Here, the Act requires that the appellees show the County's actions were in violation of an applicable statute or ordinance. See Tex. Civ. Prac. & Rem.Code Ann. § 101.062(b).3 Appellees contend, and the County does not dispute, that there is no statute governing 9-1-1 responses in Zapata County. Because appellees have neither produced nor plead any evidence that an applicable statute or ordinance was violated by the County, the appellees' claims are barred by Section 101.062. See Guillen, 13 S.W.3d at 434 (same result); Fernandez v. City of El Paso, 876 S.W.2d 370, 376 (Tex.App.-El Paso 1993, writ denied) (same result); see also City of Galveston v. Whitman, 919 S.W.2d 929, 931 (Tex.App.-Houston [14th Dist.] 1996, writ denied) (plaintiffs did not dispute defendants' affirmative defense by showing a violation under Section 101.062(b)). Thus, the trial court erred by not granting the County's plea to the jurisdiction and motion for summary judgment.4
We reverse the trial court's judgment and dismiss the underlying lawsuit for lack of jurisdiction.
1. The appellees contend this Court does not have jurisdiction over this appeal because the County's plea to the jurisdiction is based only on its own sovereign immunity and not on immunity resulting from the official or qualified immunity of its agent or employee. We disagree. The County based its plea to the jurisdiction on its immunity from suit. Because governmental immunity from suit defeats a trial court's subject matter jurisdiction, this Court has jurisdiction to consider whether the appellees' pleadings state a claim under the Texas Tort Claims Act. See Texas Dep't of Transp. v. Jones, 8 S.W.3d 636, 639 (Tex.1999); Tex. Civ. Prac. & Rem.Code Ann. § 51.014(a)(8) (Vernon Supp.2001).
2. Former Tex.Rev.Civ. Stat. Ann. art. 6252-19, § 14(8), Act of 1969, 61st Leg., R.S., ch. 292, 1969 Tex. Gen. Laws 874, 877, repealed by Act of 1985, 69th Leg., R.S., ch. 959, sec. 9(1), 1985 Tex. Gen. Laws 3242, 3322, enacting Texas Civil Practice & Remedies Code (current version at Tex. Civ. Prac. & Rem.Code Ann. § 101.055 (Vernon 1997)). The current version contained in the Tort Claims Act is not substantively different from former article 6252-19, section 14(8).
3. “This chapter applies to a claim against a public agency that arises from an action of an employee of the public agency or a volunteer under direction of the public agency and that involves providing 9-1-1 service or responding to a 9-1-1 emergency call only if the action violates a statute or ordinance applicable to the action.” Tex. Civ. Prac. & Rem.Code Ann. § 101.062(b) (Vernon 1997).
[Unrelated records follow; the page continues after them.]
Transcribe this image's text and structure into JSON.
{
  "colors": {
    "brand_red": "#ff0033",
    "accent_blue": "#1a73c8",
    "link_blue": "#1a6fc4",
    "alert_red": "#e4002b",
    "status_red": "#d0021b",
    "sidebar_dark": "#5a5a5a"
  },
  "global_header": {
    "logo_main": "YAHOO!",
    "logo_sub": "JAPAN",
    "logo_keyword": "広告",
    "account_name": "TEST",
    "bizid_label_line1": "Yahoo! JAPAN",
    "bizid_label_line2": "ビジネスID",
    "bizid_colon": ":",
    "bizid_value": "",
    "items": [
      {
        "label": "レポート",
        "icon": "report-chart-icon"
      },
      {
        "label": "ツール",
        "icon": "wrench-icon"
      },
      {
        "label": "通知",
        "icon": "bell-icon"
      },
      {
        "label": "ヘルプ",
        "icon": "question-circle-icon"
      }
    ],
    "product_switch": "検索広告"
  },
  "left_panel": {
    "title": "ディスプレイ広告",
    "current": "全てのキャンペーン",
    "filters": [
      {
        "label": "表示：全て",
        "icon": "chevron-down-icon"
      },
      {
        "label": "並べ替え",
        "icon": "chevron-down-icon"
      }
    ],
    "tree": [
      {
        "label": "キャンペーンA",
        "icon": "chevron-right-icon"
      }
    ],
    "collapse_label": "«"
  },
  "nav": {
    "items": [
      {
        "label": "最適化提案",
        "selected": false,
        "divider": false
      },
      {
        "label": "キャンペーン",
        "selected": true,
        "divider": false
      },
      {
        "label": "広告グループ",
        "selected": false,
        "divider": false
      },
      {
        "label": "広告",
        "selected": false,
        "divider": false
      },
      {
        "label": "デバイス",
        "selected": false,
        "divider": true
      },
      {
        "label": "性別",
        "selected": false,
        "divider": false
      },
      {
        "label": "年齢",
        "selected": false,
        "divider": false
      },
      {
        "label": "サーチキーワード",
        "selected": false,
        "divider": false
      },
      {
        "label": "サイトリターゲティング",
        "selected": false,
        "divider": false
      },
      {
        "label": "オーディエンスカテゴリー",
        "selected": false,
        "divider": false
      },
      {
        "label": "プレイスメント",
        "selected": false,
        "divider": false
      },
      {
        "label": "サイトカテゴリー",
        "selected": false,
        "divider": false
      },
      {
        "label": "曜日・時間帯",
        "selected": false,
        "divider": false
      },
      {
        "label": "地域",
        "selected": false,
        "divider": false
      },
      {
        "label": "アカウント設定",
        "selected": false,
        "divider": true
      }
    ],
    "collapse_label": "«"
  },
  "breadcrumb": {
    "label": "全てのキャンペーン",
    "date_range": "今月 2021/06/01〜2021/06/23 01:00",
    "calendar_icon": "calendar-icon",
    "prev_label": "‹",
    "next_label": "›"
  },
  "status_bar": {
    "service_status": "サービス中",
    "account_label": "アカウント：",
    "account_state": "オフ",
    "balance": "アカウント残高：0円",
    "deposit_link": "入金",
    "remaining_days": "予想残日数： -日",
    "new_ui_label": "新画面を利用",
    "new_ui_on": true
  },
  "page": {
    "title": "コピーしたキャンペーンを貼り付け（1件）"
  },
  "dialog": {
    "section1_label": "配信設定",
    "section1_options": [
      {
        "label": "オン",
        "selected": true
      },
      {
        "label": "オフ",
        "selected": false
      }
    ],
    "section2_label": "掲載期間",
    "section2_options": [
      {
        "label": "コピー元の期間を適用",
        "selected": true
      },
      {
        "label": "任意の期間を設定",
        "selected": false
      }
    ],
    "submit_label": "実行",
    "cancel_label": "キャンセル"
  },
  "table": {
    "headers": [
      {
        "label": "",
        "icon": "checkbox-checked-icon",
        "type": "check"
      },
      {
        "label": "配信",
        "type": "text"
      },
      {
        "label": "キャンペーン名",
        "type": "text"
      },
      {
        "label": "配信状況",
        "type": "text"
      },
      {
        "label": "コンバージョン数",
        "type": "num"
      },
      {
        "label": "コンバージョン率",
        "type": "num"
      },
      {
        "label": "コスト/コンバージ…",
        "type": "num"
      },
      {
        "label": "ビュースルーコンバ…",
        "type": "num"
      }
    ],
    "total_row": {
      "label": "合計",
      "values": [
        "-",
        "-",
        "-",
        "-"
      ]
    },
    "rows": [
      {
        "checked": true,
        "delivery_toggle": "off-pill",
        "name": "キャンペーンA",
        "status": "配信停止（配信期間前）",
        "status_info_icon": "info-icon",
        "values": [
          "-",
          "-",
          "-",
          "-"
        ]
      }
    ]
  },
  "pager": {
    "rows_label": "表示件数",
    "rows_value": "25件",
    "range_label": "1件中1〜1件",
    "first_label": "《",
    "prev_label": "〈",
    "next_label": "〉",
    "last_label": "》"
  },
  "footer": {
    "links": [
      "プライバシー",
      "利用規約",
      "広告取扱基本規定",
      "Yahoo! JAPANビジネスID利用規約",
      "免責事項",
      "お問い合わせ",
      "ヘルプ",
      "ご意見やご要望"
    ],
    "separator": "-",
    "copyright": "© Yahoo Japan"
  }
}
4. One can certainly sympathize with the trial court's and appellees' instinctive response to the question of how can a fire truck, absent some of the busier firefighters, be dispatched without the linkage necessary to join fire and water. However, the immunity construct does not always appear logical when applied to emergency response cases due to the overriding statewide public policy acknowledging that emergencies can and often do generate haste and actions go wrong.
TOM RICKHOFF, Justice.